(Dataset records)
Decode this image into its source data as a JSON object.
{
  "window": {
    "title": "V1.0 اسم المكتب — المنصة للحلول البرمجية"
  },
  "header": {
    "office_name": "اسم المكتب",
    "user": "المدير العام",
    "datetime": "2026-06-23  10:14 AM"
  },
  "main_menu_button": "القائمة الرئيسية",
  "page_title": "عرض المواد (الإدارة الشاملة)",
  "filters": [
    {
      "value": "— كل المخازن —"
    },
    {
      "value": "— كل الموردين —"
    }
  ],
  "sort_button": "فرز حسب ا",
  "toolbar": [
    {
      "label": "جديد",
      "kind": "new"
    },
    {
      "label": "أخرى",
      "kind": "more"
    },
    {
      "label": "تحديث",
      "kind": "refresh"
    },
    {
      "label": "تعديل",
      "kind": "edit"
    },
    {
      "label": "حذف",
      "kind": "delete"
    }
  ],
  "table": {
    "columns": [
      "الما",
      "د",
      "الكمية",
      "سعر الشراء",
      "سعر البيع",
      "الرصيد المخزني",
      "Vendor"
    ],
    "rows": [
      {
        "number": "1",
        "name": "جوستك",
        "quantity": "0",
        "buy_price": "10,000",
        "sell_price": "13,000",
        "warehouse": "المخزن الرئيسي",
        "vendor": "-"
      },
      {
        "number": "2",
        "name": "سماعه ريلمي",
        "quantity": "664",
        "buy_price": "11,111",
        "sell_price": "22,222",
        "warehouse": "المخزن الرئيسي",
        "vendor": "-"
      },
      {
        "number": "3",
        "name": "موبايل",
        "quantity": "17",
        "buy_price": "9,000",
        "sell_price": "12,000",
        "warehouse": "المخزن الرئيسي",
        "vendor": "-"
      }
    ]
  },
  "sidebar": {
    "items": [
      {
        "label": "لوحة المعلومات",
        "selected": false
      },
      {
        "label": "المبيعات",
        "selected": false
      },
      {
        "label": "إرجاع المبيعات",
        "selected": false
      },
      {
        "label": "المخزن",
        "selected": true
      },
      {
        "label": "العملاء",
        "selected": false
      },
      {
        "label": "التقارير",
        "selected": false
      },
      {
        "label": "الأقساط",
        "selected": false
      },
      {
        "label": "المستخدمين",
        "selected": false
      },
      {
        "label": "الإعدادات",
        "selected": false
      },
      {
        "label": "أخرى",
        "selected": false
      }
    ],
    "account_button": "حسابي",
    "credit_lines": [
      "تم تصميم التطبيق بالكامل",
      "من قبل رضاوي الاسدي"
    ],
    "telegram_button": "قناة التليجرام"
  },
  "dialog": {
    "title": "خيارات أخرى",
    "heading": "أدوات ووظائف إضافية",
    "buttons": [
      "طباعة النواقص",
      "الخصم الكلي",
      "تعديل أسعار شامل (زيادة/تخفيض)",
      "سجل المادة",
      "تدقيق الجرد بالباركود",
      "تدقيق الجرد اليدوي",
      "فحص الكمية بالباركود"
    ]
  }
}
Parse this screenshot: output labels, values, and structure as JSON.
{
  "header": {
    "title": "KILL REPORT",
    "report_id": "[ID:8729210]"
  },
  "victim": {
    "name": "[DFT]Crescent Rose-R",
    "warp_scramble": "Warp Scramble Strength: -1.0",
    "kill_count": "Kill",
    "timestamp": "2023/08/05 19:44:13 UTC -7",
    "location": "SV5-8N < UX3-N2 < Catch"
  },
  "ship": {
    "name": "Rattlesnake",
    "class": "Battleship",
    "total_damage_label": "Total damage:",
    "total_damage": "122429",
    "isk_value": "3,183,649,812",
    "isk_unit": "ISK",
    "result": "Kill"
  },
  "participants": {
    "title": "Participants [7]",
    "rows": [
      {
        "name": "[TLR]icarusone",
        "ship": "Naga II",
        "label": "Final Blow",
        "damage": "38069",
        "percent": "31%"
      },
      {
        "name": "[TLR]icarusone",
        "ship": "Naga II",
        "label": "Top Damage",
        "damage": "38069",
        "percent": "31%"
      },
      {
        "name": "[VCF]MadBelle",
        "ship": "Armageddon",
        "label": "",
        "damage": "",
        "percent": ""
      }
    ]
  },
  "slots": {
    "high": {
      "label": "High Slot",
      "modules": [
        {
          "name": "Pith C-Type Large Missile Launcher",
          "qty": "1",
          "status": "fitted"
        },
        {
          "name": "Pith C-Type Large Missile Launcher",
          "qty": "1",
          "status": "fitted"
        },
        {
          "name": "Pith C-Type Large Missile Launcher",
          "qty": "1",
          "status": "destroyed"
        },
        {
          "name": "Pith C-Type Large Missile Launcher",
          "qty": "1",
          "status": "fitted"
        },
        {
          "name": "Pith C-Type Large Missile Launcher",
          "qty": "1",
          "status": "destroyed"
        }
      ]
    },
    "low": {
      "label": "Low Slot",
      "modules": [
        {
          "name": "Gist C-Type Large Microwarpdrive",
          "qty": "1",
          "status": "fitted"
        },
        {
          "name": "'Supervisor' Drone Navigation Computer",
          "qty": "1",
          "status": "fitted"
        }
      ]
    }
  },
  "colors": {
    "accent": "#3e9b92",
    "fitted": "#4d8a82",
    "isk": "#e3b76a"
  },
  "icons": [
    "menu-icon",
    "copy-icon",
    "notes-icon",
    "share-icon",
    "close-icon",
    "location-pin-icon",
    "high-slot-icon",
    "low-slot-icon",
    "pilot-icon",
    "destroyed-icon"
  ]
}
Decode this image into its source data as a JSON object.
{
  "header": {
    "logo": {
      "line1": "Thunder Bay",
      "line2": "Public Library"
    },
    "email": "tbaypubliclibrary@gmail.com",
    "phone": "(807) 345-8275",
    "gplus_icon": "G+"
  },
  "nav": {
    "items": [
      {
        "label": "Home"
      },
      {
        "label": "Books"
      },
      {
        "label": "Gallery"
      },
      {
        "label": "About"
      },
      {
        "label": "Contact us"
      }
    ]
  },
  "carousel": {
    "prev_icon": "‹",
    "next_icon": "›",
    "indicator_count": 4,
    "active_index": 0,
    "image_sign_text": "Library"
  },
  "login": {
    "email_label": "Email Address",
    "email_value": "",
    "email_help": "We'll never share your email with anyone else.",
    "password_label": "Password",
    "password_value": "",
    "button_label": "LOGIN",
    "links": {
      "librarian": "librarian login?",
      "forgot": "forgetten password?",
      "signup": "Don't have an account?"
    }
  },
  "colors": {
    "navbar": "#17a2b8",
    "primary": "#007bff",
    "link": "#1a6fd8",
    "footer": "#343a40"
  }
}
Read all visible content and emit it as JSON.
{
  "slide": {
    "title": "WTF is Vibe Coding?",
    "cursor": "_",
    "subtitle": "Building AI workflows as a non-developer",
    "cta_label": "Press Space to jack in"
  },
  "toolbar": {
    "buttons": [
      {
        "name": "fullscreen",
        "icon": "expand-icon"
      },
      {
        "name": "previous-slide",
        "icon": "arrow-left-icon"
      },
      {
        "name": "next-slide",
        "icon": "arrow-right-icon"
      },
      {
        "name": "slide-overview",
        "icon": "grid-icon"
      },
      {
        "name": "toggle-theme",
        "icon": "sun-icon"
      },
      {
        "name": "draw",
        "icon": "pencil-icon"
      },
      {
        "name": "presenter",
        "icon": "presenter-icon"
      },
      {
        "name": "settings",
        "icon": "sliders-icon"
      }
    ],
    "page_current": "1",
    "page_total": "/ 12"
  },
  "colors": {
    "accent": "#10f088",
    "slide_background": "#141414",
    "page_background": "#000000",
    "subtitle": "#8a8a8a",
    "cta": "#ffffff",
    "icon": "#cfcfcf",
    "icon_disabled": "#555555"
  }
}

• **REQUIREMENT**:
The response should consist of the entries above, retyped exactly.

• **EXERCISE SOLUTION**:
Decode this image into its source data as a JSON object.
{
  "window": {
    "title": "V1.0 اسم المكتب — المنصة للحلول البرمجية"
  },
  "header": {
    "office_name": "اسم المكتب",
    "user": "المدير العام",
    "datetime": "2026-06-23  10:14 AM"
  },
  "main_menu_button": "القائمة الرئيسية",
  "page_title": "عرض المواد (الإدارة الشاملة)",
  "filters": [
    {
      "value": "— كل المخازن —"
    },
    {
      "value": "— كل الموردين —"
    }
  ],
  "sort_button": "فرز حسب ا",
  "toolbar": [
    {
      "label": "جديد",
      "kind": "new"
    },
    {
      "label": "أخرى",
      "kind": "more"
    },
    {
      "label": "تحديث",
      "kind": "refresh"
    },
    {
      "label": "تعديل",
      "kind": "edit"
    },
    {
      "label": "حذف",
      "kind": "delete"
    }
  ],
  "table": {
    "columns": [
      "الما",
      "د",
      "الكمية",
      "سعر الشراء",
      "سعر البيع",
      "الرصيد المخزني",
      "Vendor"
    ],
    "rows": [
      {
        "number": "1",
        "name": "جوستك",
        "quantity": "0",
        "buy_price": "10,000",
        "sell_price": "13,000",
        "warehouse": "المخزن الرئيسي",
        "vendor": "-"
      },
      {
        "number": "2",
        "name": "سماعه ريلمي",
        "quantity": "664",
        "buy_price": "11,111",
        "sell_price": "22,222",
        "warehouse": "المخزن الرئيسي",
        "vendor": "-"
      },
      {
        "number": "3",
        "name": "موبايل",
        "quantity": "17",
        "buy_price": "9,000",
        "sell_price": "12,000",
        "warehouse": "المخزن الرئيسي",
        "vendor": "-"
      }
    ]
  },
  "sidebar": {
    "items": [
      {
        "label": "لوحة المعلومات",
        "selected": false
      },
      {
        "label": "المبيعات",
        "selected": false
      },
      {
        "label": "إرجاع المبيعات",
        "selected": false
      },
      {
        "label": "المخزن",
        "selected": true
      },
      {
        "label": "العملاء",
        "selected": false
      },
      {
        "label": "التقارير",
        "selected": false
      },
      {
        "label": "الأقساط",
        "selected": false
      },
      {
        "label": "المستخدمين",
        "selected": false
      },
      {
        "label": "الإعدادات",
        "selected": false
      },
      {
        "label": "أخرى",
        "selected": false
      }
    ],
    "account_button": "حسابي",
    "credit_lines": [
      "تم تصميم التطبيق بالكامل",
      "من قبل رضاوي الاسدي"
    ],
    "telegram_button": "قناة التليجرام"
  },
  "dialog": {
    "title": "خيارات أخرى",
    "heading": "أدوات ووظائف إضافية",
    "buttons": [
      "طباعة النواقص",
      "الخصم الكلي",
      "تعديل أسعار شامل (زيادة/تخفيض)",
      "سجل المادة",
      "تدقيق الجرد بالباركود",
      "تدقيق الجرد اليدوي",
      "فحص الكمية بالباركود"
    ]
  }
}
Parse this screenshot: output labels, values, and structure as JSON.
{
  "header": {
    "title": "KILL REPORT",
    "report_id": "[ID:8729210]"
  },
  "victim": {
    "name": "[DFT]Crescent Rose-R",
    "warp_scramble": "Warp Scramble Strength: -1.0",
    "kill_count": "Kill",
    "timestamp": "2023/08/05 19:44:13 UTC -7",
    "location": "SV5-8N < UX3-N2 < Catch"
  },
  "ship": {
    "name": "Rattlesnake",
    "class": "Battleship",
    "total_damage_label": "Total damage:",
    "total_damage": "122429",
    "isk_value": "3,183,649,812",
    "isk_unit": "ISK",
    "result": "Kill"
  },
  "participants": {
    "title": "Participants [7]",
    "rows": [
      {
        "name": "[TLR]icarusone",
        "ship": "Naga II",
        "label": "Final Blow",
        "damage": "38069",
        "percent": "31%"
      },
      {
        "name": "[TLR]icarusone",
        "ship": "Naga II",
        "label": "Top Damage",
        "damage": "38069",
        "percent": "31%"
      },
      {
        "name": "[VCF]MadBelle",
        "ship": "Armageddon",
        "label": "",
        "damage": "",
        "percent": ""
      }
    ]
  },
  "slots": {
    "high": {
      "label": "High Slot",
      "modules": [
        {
          "name": "Pith C-Type Large Missile Launcher",
          "qty": "1",
          "status": "fitted"
        },
        {
          "name": "Pith C-Type Large Missile Launcher",
          "qty": "1",
          "status": "fitted"
        },
        {
          "name": "Pith C-Type Large Missile Launcher",
          "qty": "1",
          "status": "destroyed"
        },
        {
          "name": "Pith C-Type Large Missile Launcher",
          "qty": "1",
          "status": "fitted"
        },
        {
          "name": "Pith C-Type Large Missile Launcher",
          "qty": "1",
          "status": "destroyed"
        }
      ]
    },
    "low": {
      "label": "Low Slot",
      "modules": [
        {
          "name": "Gist C-Type Large Microwarpdrive",
          "qty": "1",
          "status": "fitted"
        },
        {
          "name": "'Supervisor' Drone Navigation Computer",
          "qty": "1",
          "status": "fitted"
        }
      ]
    }
  },
  "colors": {
    "accent": "#3e9b92",
    "fitted": "#4d8a82",
    "isk": "#e3b76a"
  },
  "icons": [
    "menu-icon",
    "copy-icon",
    "notes-icon",
    "share-icon",
    "close-icon",
    "location-pin-icon",
    "high-slot-icon",
    "low-slot-icon",
    "pilot-icon",
    "destroyed-icon"
  ]
}
Decode this image into its source data as a JSON object.
{
  "header": {
    "logo": {
      "line1": "Thunder Bay",
      "line2": "Public Library"
    },
    "email": "tbaypubliclibrary@gmail.com",
    "phone": "(807) 345-8275",
    "gplus_icon": "G+"
  },
  "nav": {
    "items": [
      {
        "label": "Home"
      },
      {
        "label": "Books"
      },
      {
        "label": "Gallery"
      },
      {
        "label": "About"
      },
      {
        "label": "Contact us"
      }
    ]
  },
  "carousel": {
    "prev_icon": "‹",
    "next_icon": "›",
    "indicator_count": 4,
    "active_index": 0,
    "image_sign_text": "Library"
  },
  "login": {
    "email_label": "Email Address",
    "email_value": "",
    "email_help": "We'll never share your email with anyone else.",
    "password_label": "Password",
    "password_value": "",
    "button_label": "LOGIN",
    "links": {
      "librarian": "librarian login?",
      "forgot": "forgetten password?",
      "signup": "Don't have an account?"
    }
  },
  "colors": {
    "navbar": "#17a2b8",
    "primary": "#007bff",
    "link": "#1a6fd8",
    "footer": "#343a40"
  }
}
Read all visible content and emit it as JSON.
{
  "slide": {
    "title": "WTF is Vibe Coding?",
    "cursor": "_",
    "subtitle": "Building AI workflows as a non-developer",
    "cta_label": "Press Space to jack in"
  },
  "toolbar": {
    "buttons": [
      {
        "name": "fullscreen",
        "icon": "expand-icon"
      },
      {
        "name": "previous-slide",
        "icon": "arrow-left-icon"
      },
      {
        "name": "next-slide",
        "icon": "arrow-right-icon"
      },
      {
        "name": "slide-overview",
        "icon": "grid-icon"
      },
      {
        "name": "toggle-theme",
        "icon": "sun-icon"
      },
      {
        "name": "draw",
        "icon": "pencil-icon"
      },
      {
        "name": "presenter",
        "icon": "presenter-icon"
      },
      {
        "name": "settings",
        "icon": "sliders-icon"
      }
    ],
    "page_current": "1",
    "page_total": "/ 12"
  },
  "colors": {
    "accent": "#10f088",
    "slide_background": "#141414",
    "page_background": "#000000",
    "subtitle": "#8a8a8a",
    "cta": "#ffffff",
    "icon": "#cfcfcf",
    "icon_disabled": "#555555"
  }
}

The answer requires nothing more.